This article highlights the difference between places created by adults for children (places for children) and spaces that children themselves consider to be play spaces (children’s places). This is an important concept to keep in mind when co-designing social infrastructures with and for children.

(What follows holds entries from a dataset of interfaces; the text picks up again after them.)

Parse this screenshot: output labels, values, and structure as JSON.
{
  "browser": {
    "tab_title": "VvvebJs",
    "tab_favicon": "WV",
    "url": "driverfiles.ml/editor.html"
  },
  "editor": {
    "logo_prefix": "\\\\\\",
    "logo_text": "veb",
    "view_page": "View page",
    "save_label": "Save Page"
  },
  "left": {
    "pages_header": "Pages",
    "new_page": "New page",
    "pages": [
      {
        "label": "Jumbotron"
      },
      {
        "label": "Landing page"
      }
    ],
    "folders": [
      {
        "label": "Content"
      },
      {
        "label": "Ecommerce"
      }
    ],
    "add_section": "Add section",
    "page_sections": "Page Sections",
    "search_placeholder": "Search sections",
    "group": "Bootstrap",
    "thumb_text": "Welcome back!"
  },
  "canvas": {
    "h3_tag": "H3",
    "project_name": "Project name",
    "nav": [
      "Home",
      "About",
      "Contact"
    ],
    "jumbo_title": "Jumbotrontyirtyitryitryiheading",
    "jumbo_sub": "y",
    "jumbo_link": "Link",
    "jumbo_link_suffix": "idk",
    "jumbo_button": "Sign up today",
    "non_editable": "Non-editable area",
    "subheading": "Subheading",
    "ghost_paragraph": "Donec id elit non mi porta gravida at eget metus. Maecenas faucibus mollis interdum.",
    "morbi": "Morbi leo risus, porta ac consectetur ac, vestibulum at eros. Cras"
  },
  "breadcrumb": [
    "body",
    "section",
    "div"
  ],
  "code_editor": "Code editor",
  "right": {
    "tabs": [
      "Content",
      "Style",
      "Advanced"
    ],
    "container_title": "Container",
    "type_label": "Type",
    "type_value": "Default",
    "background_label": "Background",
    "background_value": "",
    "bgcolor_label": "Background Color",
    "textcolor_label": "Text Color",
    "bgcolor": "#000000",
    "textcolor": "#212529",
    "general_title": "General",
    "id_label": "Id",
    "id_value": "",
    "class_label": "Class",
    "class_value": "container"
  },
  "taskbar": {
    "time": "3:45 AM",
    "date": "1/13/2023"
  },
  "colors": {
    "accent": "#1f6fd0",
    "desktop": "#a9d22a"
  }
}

In their everyday lives, children largely stay within and relate to three settings – their homes, schools and recreational institutions. These environments have been created by adults and designated by them as ‘places for children’. A more differentiated picture of children’s spatial culture emerges when children discuss and take photographs of settings that are meaningful to them. This article applies the concept ‘children’s places’ to explain the fact that children relate not only to official places provided by adults, but also to informal places, often unnoticed by adults. The analysis sheds light on interfaces and discontinuities between ‘places for children’ and ‘children’s places’ and argues that the concept should not be underestimated in the sociology of childhood.